## What the task asks
Pull every line holding the word "this" out of the data and copy it.

***

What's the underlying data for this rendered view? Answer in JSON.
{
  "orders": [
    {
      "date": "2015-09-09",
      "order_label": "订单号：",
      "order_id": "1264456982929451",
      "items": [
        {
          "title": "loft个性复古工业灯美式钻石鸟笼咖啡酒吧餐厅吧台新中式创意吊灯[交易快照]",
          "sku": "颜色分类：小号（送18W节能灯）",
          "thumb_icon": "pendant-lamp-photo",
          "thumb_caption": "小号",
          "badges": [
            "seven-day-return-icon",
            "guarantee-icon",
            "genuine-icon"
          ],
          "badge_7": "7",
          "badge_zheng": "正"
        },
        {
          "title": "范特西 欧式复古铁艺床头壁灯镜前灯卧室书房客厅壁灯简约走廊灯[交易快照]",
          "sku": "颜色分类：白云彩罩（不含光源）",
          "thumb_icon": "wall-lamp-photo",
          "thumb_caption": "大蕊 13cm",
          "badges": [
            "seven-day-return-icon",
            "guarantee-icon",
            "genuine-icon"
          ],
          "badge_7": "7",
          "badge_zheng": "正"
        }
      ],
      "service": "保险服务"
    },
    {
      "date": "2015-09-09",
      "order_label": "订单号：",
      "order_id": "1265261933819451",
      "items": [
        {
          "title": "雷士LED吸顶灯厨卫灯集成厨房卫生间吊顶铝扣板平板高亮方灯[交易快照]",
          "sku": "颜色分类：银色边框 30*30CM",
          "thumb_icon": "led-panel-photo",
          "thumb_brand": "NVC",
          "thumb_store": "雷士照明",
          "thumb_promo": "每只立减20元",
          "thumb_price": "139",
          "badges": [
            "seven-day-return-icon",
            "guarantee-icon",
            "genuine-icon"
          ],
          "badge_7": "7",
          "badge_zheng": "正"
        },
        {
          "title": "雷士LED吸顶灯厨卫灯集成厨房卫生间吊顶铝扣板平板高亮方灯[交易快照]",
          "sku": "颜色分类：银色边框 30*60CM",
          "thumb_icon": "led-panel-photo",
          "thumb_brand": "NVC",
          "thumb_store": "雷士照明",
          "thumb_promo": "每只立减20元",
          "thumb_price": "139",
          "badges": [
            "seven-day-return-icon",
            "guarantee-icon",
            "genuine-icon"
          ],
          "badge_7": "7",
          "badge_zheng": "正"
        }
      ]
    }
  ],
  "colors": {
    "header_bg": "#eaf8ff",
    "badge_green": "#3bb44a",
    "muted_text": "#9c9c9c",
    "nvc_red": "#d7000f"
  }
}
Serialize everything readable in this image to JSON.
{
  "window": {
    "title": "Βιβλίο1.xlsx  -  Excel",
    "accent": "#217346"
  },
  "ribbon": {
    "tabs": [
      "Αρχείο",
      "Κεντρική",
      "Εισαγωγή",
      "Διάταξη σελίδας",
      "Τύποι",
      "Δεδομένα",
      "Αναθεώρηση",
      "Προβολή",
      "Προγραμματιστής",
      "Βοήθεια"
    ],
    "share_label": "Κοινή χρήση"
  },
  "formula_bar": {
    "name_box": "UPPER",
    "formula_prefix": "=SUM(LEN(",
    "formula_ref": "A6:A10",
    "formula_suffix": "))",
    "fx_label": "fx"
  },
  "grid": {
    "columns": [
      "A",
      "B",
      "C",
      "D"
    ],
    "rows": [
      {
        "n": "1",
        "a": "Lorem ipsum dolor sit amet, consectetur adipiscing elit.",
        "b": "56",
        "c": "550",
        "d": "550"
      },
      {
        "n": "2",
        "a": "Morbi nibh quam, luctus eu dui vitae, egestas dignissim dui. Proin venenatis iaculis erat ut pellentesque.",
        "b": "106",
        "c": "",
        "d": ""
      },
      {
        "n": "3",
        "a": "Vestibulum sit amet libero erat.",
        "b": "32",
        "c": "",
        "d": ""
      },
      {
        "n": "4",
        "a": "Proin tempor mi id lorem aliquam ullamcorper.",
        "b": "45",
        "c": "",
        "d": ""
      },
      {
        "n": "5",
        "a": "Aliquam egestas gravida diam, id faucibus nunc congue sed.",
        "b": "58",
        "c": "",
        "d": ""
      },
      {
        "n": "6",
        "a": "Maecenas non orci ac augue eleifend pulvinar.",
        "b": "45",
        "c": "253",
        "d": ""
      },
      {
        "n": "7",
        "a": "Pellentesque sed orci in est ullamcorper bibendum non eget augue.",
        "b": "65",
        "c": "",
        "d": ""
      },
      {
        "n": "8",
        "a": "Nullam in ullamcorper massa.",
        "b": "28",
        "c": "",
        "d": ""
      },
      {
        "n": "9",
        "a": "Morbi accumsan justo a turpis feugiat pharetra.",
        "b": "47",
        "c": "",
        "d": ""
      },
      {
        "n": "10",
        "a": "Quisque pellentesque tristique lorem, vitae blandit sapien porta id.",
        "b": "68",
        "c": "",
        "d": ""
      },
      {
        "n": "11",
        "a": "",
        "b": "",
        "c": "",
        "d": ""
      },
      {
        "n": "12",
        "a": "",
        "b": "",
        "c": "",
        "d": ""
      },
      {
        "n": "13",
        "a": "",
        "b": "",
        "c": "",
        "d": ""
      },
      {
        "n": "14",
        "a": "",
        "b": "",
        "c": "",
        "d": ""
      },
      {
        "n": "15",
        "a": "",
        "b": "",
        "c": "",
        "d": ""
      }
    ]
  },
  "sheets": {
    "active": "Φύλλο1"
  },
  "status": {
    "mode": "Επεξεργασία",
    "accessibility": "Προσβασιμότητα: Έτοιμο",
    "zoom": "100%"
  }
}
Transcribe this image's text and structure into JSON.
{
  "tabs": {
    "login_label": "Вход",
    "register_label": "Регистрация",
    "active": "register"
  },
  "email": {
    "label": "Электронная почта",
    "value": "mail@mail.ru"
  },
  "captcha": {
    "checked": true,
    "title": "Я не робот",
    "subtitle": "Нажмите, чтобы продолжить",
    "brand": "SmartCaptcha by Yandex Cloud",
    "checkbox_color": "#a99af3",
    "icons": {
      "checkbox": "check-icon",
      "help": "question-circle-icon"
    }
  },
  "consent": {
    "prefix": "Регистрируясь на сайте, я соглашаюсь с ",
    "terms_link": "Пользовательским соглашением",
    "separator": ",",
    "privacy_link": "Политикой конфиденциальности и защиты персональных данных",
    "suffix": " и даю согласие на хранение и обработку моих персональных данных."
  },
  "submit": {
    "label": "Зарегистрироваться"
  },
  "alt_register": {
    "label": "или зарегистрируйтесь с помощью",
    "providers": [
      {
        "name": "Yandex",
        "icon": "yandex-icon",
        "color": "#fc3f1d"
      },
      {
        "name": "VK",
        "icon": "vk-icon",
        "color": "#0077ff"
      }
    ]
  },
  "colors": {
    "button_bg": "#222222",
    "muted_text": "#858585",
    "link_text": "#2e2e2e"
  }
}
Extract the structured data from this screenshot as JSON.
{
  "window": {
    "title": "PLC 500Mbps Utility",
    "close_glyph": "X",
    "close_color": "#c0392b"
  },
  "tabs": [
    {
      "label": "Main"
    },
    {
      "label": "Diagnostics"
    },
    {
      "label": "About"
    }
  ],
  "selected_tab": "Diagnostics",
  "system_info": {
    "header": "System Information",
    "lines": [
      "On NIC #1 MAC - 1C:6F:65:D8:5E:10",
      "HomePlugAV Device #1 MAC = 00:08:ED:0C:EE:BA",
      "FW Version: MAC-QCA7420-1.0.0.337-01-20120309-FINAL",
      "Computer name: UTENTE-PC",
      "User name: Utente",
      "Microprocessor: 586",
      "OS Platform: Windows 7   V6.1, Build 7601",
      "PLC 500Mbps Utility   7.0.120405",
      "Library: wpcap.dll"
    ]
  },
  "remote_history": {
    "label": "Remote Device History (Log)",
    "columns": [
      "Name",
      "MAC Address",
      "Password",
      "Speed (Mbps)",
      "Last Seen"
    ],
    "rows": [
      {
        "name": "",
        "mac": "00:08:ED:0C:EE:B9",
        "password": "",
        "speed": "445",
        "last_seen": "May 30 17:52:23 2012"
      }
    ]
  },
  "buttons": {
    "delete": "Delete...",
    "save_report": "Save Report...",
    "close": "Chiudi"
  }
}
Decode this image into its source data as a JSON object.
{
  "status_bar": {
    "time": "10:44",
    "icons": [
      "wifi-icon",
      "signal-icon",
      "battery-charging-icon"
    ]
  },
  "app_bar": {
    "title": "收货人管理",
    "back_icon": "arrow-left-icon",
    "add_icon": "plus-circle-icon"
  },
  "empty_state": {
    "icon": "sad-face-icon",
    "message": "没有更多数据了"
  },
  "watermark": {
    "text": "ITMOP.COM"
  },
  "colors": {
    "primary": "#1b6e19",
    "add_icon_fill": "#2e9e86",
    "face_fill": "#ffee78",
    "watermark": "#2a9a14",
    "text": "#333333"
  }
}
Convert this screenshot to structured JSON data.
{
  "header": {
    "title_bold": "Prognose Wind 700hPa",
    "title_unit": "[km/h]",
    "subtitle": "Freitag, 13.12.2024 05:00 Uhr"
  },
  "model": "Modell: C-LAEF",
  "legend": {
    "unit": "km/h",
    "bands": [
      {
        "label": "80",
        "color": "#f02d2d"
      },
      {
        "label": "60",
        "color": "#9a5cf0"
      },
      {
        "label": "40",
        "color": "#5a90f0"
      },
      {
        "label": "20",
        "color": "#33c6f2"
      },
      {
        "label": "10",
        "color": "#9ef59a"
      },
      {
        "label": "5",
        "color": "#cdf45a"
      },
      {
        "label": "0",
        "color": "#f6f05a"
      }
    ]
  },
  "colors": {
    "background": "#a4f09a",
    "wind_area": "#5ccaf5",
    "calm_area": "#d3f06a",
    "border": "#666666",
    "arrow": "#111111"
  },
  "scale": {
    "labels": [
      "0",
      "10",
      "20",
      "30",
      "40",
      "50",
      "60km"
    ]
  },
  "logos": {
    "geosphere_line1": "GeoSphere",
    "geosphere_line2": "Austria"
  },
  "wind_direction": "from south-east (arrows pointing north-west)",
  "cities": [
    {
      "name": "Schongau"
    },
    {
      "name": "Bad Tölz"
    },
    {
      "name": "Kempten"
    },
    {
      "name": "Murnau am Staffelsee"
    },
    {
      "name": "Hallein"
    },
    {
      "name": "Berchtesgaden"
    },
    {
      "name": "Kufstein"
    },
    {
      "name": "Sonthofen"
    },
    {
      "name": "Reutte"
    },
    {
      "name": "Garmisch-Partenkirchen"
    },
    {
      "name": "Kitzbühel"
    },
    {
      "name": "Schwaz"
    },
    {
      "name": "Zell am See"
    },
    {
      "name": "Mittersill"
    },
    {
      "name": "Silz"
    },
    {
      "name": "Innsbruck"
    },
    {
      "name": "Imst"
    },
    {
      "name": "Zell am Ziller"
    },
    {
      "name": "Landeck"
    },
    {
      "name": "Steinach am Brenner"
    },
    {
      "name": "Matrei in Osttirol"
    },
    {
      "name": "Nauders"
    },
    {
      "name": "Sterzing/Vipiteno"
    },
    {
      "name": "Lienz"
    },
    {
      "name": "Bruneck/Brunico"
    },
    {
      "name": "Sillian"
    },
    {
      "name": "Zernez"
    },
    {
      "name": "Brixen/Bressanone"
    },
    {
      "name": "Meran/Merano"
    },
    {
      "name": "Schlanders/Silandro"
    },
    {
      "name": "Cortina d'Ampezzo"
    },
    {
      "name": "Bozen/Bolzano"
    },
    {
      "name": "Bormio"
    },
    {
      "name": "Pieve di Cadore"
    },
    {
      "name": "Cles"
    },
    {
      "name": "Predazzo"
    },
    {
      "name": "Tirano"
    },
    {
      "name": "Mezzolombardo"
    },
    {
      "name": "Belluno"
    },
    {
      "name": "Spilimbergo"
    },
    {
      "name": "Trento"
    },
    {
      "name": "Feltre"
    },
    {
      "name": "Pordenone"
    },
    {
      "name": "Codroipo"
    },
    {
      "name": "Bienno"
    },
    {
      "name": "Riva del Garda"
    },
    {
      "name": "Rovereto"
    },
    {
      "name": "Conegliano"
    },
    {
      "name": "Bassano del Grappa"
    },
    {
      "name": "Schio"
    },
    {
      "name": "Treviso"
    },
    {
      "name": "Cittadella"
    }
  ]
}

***

## Task result
What's the underlying data for this rendered view? Answer in JSON.
Serialize everything readable in this image to JSON.
Transcribe this image's text and structure into JSON.
Extract the structured data from this screenshot as JSON.
Decode this image into its source data as a JSON object.
Convert this screenshot to structured JSON data.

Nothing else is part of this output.